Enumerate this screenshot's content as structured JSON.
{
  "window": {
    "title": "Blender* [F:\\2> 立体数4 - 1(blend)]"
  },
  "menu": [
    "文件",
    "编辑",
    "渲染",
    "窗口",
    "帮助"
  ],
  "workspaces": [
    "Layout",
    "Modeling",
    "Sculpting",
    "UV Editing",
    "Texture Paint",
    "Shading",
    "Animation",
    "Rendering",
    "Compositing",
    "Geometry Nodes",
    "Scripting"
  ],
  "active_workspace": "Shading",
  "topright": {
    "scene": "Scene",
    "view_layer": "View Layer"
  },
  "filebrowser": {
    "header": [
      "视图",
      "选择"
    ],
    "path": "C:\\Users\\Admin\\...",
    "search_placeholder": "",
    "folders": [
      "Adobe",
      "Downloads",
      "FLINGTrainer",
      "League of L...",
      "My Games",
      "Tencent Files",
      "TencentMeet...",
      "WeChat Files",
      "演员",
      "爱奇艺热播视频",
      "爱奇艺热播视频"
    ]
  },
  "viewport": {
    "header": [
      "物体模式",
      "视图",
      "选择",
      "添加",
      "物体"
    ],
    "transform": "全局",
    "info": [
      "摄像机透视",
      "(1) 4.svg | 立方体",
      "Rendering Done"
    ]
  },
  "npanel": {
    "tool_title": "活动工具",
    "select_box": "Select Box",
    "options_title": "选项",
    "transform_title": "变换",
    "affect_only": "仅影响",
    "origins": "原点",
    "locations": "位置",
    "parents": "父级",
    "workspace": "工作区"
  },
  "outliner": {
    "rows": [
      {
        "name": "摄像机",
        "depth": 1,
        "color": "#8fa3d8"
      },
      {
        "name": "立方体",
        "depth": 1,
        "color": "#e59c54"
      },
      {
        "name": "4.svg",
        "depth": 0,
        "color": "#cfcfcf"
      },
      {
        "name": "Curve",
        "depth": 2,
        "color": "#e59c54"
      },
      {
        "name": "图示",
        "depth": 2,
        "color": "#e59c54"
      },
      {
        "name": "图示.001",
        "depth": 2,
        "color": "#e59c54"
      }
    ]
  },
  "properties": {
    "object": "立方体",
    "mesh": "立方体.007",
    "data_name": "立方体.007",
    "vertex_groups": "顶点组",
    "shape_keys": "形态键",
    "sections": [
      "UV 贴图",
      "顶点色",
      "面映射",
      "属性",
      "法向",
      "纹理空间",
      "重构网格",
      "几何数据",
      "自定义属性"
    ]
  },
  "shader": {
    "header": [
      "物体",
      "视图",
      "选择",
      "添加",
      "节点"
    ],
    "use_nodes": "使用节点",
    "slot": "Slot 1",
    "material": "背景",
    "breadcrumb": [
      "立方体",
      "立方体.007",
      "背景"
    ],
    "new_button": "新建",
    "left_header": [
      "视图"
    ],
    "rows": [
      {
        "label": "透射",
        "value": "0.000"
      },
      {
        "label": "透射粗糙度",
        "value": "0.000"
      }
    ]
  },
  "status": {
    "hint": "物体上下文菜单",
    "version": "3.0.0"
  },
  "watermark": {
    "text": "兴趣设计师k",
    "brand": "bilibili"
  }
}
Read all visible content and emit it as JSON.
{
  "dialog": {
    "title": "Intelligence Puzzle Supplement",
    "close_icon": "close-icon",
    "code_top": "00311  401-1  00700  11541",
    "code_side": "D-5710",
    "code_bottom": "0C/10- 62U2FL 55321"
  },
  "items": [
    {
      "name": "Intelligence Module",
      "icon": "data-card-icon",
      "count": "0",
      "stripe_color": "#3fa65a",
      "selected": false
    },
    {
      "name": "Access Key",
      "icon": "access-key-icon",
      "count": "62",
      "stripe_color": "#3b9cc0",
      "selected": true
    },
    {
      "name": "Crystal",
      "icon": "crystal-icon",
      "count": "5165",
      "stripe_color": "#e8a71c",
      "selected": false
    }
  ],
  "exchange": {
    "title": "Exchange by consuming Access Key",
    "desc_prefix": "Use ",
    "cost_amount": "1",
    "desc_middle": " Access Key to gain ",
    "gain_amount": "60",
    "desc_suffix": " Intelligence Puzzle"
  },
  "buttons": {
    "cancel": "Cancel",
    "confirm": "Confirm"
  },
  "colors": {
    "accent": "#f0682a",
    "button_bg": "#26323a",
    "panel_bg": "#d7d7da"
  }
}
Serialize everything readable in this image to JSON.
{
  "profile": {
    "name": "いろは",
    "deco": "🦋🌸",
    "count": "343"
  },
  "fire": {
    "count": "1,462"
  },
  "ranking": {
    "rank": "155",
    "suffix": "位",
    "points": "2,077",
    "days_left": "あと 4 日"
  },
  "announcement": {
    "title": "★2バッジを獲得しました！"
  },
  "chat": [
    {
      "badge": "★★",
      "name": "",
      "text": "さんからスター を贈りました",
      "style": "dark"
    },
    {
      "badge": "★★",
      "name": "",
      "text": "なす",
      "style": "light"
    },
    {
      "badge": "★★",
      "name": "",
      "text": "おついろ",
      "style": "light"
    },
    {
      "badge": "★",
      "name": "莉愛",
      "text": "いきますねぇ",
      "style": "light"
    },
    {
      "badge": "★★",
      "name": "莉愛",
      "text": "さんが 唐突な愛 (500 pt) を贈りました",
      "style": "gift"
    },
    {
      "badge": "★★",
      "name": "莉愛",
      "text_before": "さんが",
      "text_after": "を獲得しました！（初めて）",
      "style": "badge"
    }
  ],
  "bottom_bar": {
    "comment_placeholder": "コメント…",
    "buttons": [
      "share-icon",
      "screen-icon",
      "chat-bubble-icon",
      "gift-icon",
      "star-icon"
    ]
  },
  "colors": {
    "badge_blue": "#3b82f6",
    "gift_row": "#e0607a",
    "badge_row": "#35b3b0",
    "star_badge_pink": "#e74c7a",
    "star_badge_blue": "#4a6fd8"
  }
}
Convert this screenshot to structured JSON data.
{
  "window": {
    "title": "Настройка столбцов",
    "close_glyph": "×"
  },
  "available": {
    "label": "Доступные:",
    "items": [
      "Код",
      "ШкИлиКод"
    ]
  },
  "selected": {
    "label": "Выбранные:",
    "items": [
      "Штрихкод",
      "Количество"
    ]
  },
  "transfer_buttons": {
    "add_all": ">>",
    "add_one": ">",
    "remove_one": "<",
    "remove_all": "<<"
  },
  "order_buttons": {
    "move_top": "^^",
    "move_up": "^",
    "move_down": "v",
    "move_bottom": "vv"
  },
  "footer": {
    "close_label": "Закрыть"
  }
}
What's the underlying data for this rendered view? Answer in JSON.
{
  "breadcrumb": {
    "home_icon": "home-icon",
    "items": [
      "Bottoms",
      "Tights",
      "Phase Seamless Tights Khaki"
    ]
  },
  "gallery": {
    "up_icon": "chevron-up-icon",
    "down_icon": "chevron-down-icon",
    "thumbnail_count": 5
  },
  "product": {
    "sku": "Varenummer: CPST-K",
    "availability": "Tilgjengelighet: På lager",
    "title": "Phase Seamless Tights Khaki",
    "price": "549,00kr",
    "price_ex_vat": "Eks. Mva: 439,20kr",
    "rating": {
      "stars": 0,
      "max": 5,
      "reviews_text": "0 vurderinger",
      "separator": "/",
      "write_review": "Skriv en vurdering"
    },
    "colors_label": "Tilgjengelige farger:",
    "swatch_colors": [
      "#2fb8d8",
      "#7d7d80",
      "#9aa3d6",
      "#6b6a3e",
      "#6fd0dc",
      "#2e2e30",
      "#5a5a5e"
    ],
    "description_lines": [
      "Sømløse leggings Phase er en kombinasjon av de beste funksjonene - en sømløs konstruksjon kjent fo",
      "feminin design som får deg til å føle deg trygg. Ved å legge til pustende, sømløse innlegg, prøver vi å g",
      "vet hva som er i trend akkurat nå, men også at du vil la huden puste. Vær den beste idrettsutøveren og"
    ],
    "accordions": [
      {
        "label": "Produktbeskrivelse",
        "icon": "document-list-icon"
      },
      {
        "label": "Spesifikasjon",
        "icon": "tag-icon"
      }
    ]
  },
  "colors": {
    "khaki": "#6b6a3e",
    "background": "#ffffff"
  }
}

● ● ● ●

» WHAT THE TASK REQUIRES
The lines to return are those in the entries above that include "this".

» EXERCISE RESPONSE
Enumerate this screenshot's content as structured JSON.
Serialize everything readable in this image to JSON.
Convert this screenshot to structured JSON data.
What's the underlying data for this rendered view? Answer in JSON.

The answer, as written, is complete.